As FBI statistics make clear, working as a Border Patrol agent is much safer than working as a local police officer or sheriff’s deputy. On average, whether or not they are injured, Border Patrol agents face only around one-fourth as many assaults as do other types of law enforcement officers.
So why is the Border Patrol’s use of lethal force increasing, along with the number of assaults reported against its agents — even as injuries to those agents have gone down? Could the agents themselves be provoking confrontations with migrants?
Late last year, Art Del Cueto, spokesperson for the National Border Patrol Council, the agency’s federal labor union, suggested on his podcast, “The Greenline,” that the Border Patrol and federal prosecutors need to let agents employ more force against migrants. “The U.S. Attorneys need to grow a set,” his co-host Chris Cabrera said, “and say, ‘You know what? You lay a finger on our agents, you’re gonna feel it. None of this ‘What did the agent do to you?’ … You’re going to jail, and you probably got a little beat up for it.” To fellow Border Patrol agents, Cabrera added that, despite the “powers that be” attempting to restrain them, “You shouldn’t be afraid to draw your weapon. You shouldn’t be afraid to go hands-on.”
Cueto and Cabrera’s statements, taken together with the FBI and Labor Department statistics, suggest that it is Border Patrol agents, not immigrants, who are encouraging violence at the border.
A recent trial in south Texas provides a good case in point. In November, Border Patrol agent Steven Yackanin chased Eliseo Luis García, a young Guatemalan migrant, through a field near the Rio Grande. The area was only about a mile from where Claudia Patricia Gómez González would later be shot to death.
After Luis was apprehended and taken to lockup, another immigrant there noticed that Luis had blood coming out of his ear. Luis explained that he had been trying to escape and that, as a result, Yackanin and some other agents beat him up.
Yackanin claimed it was he who was assaulted by Luis, and he filled out a Department of Labor form to authorize medical care. He was diagnosed with an elbow sprain and a bruise.

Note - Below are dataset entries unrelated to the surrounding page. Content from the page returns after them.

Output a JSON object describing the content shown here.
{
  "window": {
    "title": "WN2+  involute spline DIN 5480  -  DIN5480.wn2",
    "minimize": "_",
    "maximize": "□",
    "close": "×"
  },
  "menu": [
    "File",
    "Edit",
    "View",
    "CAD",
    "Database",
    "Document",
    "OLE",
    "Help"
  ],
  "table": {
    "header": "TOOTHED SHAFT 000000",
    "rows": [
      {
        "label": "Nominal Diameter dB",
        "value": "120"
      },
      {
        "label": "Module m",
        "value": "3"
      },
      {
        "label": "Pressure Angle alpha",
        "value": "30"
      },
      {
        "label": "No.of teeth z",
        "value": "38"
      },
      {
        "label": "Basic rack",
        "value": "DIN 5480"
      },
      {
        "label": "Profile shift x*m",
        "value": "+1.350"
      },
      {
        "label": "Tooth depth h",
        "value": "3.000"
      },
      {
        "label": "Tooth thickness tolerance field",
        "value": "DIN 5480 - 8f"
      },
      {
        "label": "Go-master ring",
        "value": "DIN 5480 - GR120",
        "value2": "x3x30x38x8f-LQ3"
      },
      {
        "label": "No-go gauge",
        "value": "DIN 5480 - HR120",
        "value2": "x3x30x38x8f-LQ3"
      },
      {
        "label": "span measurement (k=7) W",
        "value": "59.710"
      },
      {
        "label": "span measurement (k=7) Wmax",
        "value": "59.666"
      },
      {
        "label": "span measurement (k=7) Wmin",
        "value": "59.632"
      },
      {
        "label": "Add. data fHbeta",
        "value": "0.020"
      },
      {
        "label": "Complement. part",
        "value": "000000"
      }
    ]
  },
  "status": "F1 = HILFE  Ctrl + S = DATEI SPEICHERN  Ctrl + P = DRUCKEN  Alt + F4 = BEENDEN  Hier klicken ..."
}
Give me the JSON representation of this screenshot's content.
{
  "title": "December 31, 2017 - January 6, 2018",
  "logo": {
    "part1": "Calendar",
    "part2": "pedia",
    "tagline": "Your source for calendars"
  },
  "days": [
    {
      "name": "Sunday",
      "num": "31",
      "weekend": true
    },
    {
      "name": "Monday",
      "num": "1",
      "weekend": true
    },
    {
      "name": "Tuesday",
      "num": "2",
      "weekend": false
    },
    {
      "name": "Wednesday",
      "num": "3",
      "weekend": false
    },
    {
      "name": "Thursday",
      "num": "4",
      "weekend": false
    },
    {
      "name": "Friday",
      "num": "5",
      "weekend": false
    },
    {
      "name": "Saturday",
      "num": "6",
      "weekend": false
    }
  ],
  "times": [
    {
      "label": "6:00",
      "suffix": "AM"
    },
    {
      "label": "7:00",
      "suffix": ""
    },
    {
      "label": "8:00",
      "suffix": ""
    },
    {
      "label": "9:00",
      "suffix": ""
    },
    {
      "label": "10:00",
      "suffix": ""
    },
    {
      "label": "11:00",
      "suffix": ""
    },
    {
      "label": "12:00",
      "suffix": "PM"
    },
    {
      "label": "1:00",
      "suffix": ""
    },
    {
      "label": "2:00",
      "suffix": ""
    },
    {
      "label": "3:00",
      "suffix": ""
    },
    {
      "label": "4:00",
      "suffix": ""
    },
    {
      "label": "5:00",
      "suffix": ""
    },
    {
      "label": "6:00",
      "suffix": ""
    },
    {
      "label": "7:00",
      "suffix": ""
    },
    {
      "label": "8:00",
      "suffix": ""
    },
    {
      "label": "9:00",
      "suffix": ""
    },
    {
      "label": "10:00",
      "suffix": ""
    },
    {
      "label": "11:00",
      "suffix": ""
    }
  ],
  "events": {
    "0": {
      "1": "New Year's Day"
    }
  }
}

Luis was charged with assault and went to trial. His public defender attorney introduced into evidence photographs of the immigrant and the Border Patrol agent, each standing next to a door with markings. The markings suggest that the Guatemalan immigrant stood about 5 feet tall and weighed perhaps 100 pounds. Yackanin was a full head taller and appeared 60 pounds heavier. The jury apparently believed Luis. He was acquitted.

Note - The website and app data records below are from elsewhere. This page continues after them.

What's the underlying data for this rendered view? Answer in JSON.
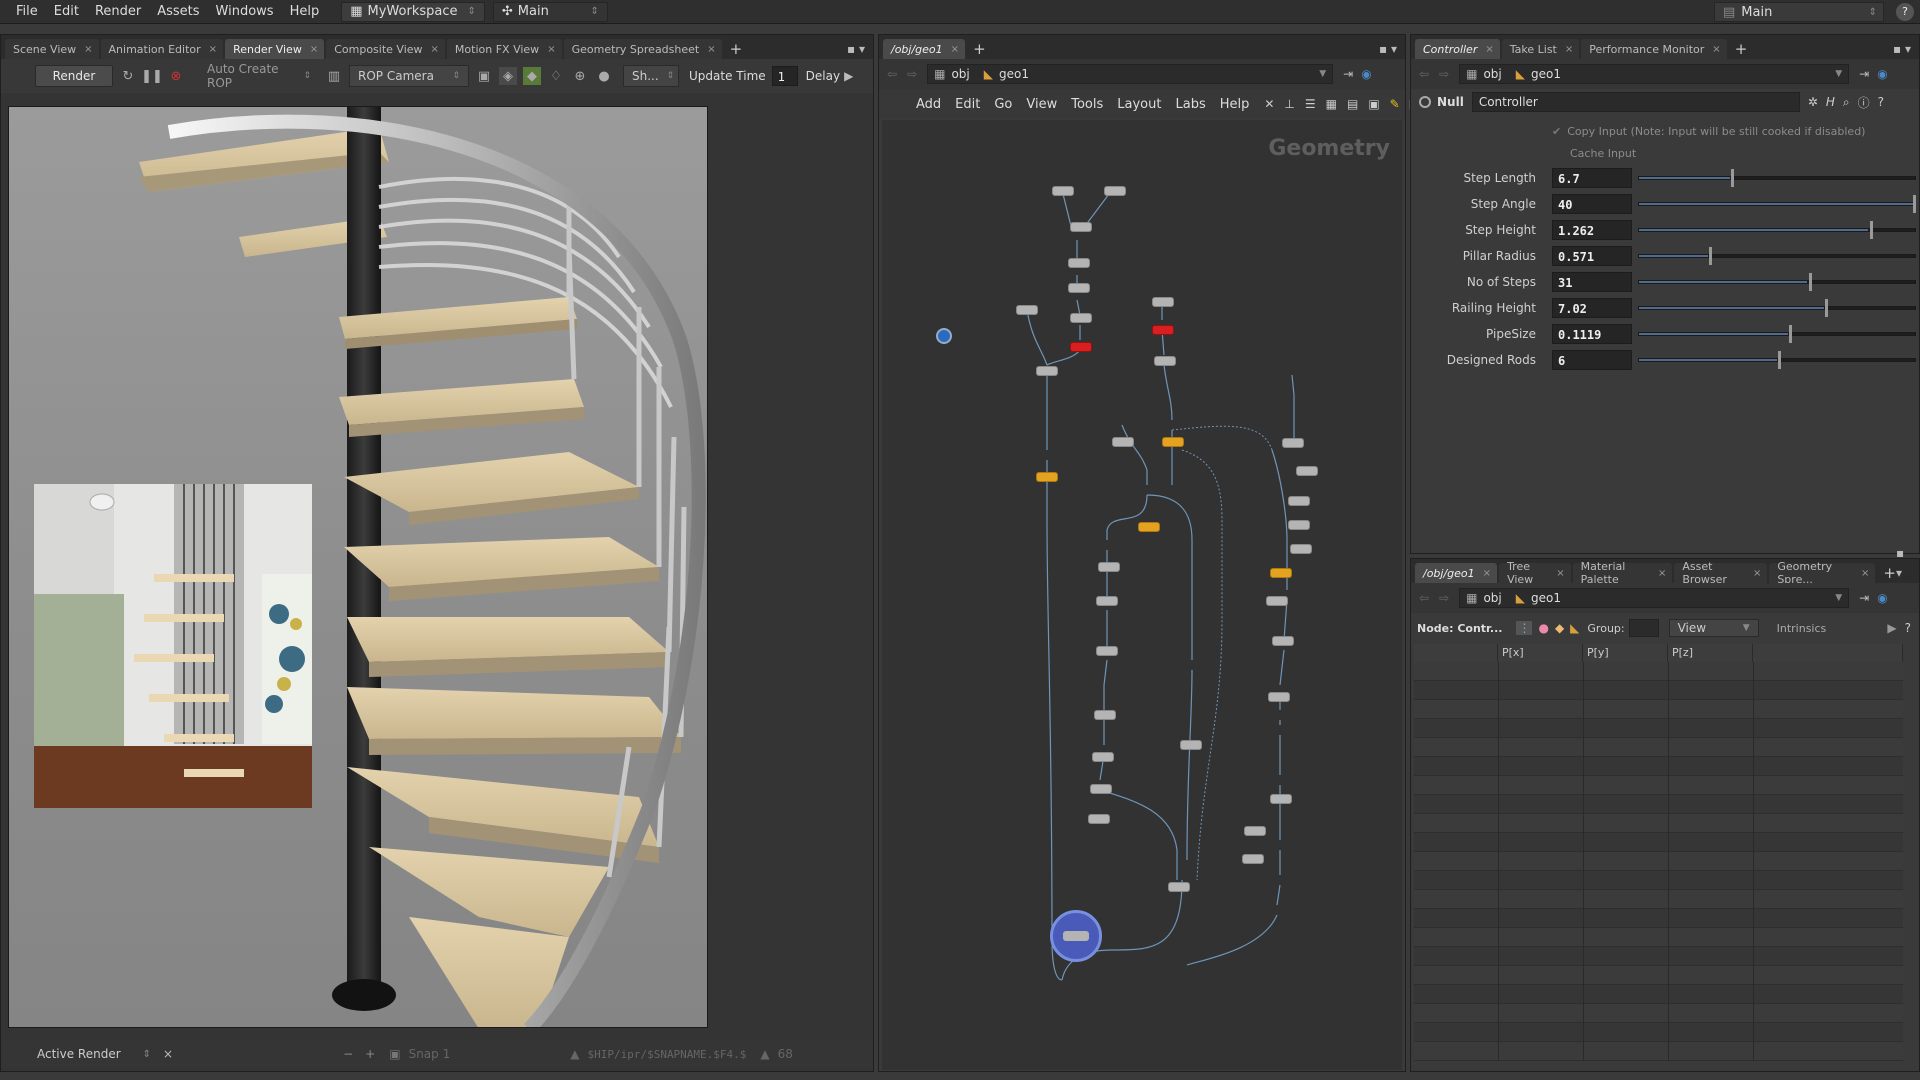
{
  "menubar": {
    "items": [
      "File",
      "Edit",
      "Render",
      "Assets",
      "Windows",
      "Help"
    ],
    "desktop": "MyWorkspace",
    "context": "Main",
    "right_desktop": "Main"
  },
  "left_pane": {
    "tabs": [
      "Scene View",
      "Animation Editor",
      "Render View",
      "Composite View",
      "Motion FX View",
      "Geometry Spreadsheet"
    ],
    "render_button": "Render",
    "auto_create": "Auto Create ROP",
    "camera": "ROP Camera",
    "shading": "Sh...",
    "update_time_label": "Update Time",
    "update_time_value": "1",
    "delay_label": "Delay",
    "status": {
      "active_render": "Active Render",
      "snap": "Snap 1",
      "path": "$HIP/ipr/$SNAPNAME.$F4.$",
      "frame": "68"
    }
  },
  "network_pane": {
    "tabs": [
      "/obj/geo1"
    ],
    "path_root": "obj",
    "path_node": "geo1",
    "menu": [
      "Add",
      "Edit",
      "Go",
      "View",
      "Tools",
      "Layout",
      "Labs",
      "Help"
    ],
    "watermark": "Geometry"
  },
  "param_pane": {
    "tabs": [
      "Controller",
      "Take List",
      "Performance Monitor"
    ],
    "path_root": "obj",
    "path_node": "geo1",
    "node_type": "Null",
    "node_name": "Controller",
    "copy_input": "Copy Input (Note: Input will be still cooked if disabled)",
    "cache_input": "Cache Input",
    "params": [
      {
        "label": "Step Length",
        "value": "6.7",
        "fraction": 0.33
      },
      {
        "label": "Step Angle",
        "value": "40",
        "fraction": 1.0
      },
      {
        "label": "Step Height",
        "value": "1.262",
        "fraction": 0.83
      },
      {
        "label": "Pillar Radius",
        "value": "0.571",
        "fraction": 0.25
      },
      {
        "label": "No of Steps",
        "value": "31",
        "fraction": 0.61
      },
      {
        "label": "Railing Height",
        "value": "7.02",
        "fraction": 0.67
      },
      {
        "label": "PipeSize",
        "value": "0.1119",
        "fraction": 0.54
      },
      {
        "label": "Designed Rods",
        "value": "6",
        "fraction": 0.5
      }
    ]
  },
  "sheet_pane": {
    "tabs": [
      "/obj/geo1",
      "Tree View",
      "Material Palette",
      "Asset Browser",
      "Geometry Spre..."
    ],
    "path_root": "obj",
    "path_node": "geo1",
    "node_label": "Node: Contr...",
    "group_label": "Group:",
    "view_label": "View",
    "intrinsics": "Intrinsics",
    "columns": [
      "P[x]",
      "P[y]",
      "P[z]"
    ]
  }
}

Even so, the Border Patrol will likely fold the charges against Luis into its fiscal year 2018 assault statistics. Likewise for Claudia Patricia Gómez González, the young Guatemalan woman shot last week. Her death will probably be analyzed as the outcome of a purported assault against a Border Patrol agent. Gómez had a newly minted degree in accounting but could not find work in her country. She was trying get to the U.S. to find work and reunite with her fiancé. Those ambitions are defunct now, and Gomez’s final moments of life, facing a Border Patrol gun, will be most likely be crunched into scary-sounding statistics about border “violence” and “enemy action.”